Lord Hodgson’s recommendations in his review of the Charities Act 2006 about the need to address the "confused self-regulatory landscape" of fundraising have been one of the year’s biggest fundraising stories.
The Institute of Fundraising, the Fundraising Standards Board and the Public Fundraising Regulatory Association responded quickly to Hodgson’s proposals, published in July, by agreeing a clearer division of their responsibilities less than two months later.
Hodgson’s proposal to abolish national exemption orders, which are granted to charities that carry out a large number of doorstep collections, was greeted with alarm by charities including the British Heart Foundation. It warned the move could cost the sector millions.
But in his interim response to Hodgson’s review, Nick Hurd, the Minister for Civil Society, rejected the proposal to abolish them.
Hurd also said the fundraising regulatory bodies had made a good start clarifying their roles.
There has also been much sector debate about face-to-face street fundraising, which has continued to attract criticism from politicians, the public, the mainstream media and, most recently, William Shawcross, the new chair of the Charity Commission.
In June, the method was thrust into the media spotlight after an undercover investigation by The Sunday Telegraph exposed breaches of fundraising regulations by the agency Tag Campaigns on a campaign it was carrying out for Marie Curie Cancer Care.
In response to the newspaper’s findings, the IoF brought together fundraising directors from major UK charities that use the technique for a summit in July about the future of street fundraising.
An investigation by the FRSB, published this month, found "significant failures" at Tag which led to several breaches of the fundraising code, and resulted in Marie Curie being referred to the Charity Commission to investigate its finding that fundraisers had broken charity law around solicitation statements.
The PFRA appointed a new chief executive, Sally de la Bedoyere, to replace Mick Aldridge, who stepped down last September.
The association has since been reaffirming its role as face-to-face regulator and building a closer relationship with local government.
November saw the long-awaited launch of the IoF’s single Code of Fundraising Practice, condensing the 28 old codes into one, which features web links to extra guidance.
The year also saw Camelot lose its High Court battle for a judicial review into the Health Lottery. The National Lottery operator also withdrew its application for leave to appeal and instead called on the government to close a "loophole" in the Gambling Act that could see similar society lotteries eat away at Camelot’s ticket sales.
The year drew to a close with some worrying research by the Charities Aid Foundation and the National Council for Voluntary Organisations in November, which found charitable donations were down 20 per cent, or £2.3bn, in real terms compared to 2011.

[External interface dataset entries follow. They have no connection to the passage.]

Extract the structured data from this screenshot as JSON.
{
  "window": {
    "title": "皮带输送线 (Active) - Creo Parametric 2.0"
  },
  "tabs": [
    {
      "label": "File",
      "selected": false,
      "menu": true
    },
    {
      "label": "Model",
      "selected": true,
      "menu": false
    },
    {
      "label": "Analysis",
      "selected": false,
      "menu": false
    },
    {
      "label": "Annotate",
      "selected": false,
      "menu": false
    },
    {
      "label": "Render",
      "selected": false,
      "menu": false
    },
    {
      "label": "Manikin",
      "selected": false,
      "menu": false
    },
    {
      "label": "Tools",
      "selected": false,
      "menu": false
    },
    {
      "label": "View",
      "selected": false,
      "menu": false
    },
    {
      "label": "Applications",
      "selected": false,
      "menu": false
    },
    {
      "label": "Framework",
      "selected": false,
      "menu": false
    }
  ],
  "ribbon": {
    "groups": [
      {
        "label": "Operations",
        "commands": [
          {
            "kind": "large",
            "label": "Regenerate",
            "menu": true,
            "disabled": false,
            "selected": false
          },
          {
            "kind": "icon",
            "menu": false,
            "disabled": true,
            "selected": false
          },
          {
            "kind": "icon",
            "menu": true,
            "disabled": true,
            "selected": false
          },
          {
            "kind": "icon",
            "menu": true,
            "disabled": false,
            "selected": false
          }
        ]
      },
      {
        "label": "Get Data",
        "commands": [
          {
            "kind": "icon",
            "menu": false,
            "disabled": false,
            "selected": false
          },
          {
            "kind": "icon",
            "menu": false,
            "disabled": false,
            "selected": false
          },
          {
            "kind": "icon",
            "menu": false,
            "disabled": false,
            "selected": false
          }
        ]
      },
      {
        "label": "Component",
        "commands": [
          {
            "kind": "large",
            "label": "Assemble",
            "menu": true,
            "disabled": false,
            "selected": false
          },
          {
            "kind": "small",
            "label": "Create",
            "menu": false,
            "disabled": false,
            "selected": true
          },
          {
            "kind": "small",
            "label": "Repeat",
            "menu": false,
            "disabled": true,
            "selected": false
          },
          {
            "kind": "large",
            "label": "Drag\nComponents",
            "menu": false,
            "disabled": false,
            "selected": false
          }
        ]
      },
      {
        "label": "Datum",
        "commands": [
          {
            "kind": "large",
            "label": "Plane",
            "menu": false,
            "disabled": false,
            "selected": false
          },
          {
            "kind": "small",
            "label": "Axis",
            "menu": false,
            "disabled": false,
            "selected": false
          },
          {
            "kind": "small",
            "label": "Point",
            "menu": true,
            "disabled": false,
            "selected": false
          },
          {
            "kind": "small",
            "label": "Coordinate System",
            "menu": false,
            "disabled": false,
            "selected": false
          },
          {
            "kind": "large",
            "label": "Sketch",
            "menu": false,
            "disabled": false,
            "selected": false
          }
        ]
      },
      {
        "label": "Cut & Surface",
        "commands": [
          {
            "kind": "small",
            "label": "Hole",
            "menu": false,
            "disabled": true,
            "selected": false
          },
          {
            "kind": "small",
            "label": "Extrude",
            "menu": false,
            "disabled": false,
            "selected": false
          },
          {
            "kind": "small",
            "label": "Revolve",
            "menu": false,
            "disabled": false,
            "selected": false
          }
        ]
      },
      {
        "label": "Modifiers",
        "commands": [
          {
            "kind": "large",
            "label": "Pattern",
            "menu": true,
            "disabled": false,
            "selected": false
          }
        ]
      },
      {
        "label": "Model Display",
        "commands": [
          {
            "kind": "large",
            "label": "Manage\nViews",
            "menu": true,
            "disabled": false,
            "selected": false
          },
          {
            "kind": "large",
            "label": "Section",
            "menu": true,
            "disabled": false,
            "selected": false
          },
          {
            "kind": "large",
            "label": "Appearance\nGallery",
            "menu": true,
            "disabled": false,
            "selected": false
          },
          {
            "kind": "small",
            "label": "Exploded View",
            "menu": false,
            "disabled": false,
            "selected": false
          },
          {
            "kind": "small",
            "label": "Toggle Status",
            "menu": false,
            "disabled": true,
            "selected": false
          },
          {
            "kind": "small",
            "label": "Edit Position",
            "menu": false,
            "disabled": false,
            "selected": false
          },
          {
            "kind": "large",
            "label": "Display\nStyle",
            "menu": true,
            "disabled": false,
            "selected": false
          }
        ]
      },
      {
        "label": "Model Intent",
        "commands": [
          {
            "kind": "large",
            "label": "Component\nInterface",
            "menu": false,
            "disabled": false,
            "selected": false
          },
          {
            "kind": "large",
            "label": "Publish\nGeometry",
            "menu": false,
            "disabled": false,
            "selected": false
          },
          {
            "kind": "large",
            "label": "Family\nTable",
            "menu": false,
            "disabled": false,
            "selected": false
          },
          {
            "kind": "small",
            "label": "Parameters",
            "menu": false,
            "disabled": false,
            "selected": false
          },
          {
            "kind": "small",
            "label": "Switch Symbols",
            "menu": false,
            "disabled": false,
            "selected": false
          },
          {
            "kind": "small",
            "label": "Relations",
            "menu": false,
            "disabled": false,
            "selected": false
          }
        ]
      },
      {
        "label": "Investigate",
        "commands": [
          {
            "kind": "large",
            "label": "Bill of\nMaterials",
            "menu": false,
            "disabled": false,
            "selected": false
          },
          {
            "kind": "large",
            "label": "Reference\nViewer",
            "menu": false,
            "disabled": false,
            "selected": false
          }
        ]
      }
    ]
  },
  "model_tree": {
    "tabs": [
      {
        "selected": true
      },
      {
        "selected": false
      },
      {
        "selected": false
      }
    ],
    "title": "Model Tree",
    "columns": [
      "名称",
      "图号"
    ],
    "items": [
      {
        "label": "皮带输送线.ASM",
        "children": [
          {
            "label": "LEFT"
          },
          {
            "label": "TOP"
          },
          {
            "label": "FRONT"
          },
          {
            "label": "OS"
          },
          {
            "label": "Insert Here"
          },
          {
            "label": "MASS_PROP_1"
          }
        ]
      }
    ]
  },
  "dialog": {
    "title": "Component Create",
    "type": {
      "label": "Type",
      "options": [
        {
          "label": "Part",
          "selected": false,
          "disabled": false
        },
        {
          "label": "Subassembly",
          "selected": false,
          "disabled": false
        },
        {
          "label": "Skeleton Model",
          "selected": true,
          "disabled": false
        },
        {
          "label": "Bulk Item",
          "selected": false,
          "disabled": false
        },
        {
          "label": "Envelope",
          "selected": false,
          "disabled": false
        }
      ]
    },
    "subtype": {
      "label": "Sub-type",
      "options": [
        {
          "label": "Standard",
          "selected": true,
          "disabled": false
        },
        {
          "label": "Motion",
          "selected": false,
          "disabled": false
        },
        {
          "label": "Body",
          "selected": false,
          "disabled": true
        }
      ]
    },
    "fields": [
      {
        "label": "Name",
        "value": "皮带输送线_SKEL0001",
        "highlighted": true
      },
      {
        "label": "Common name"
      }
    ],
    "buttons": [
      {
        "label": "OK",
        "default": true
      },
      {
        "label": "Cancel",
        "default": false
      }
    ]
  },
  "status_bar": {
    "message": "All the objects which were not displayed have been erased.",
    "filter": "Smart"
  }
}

The findings were widely questioned with academics and sector bodies, including the IoF, saying their evidence from charities pointed to giving remaining flat or, more optimistically, being slight up on last year.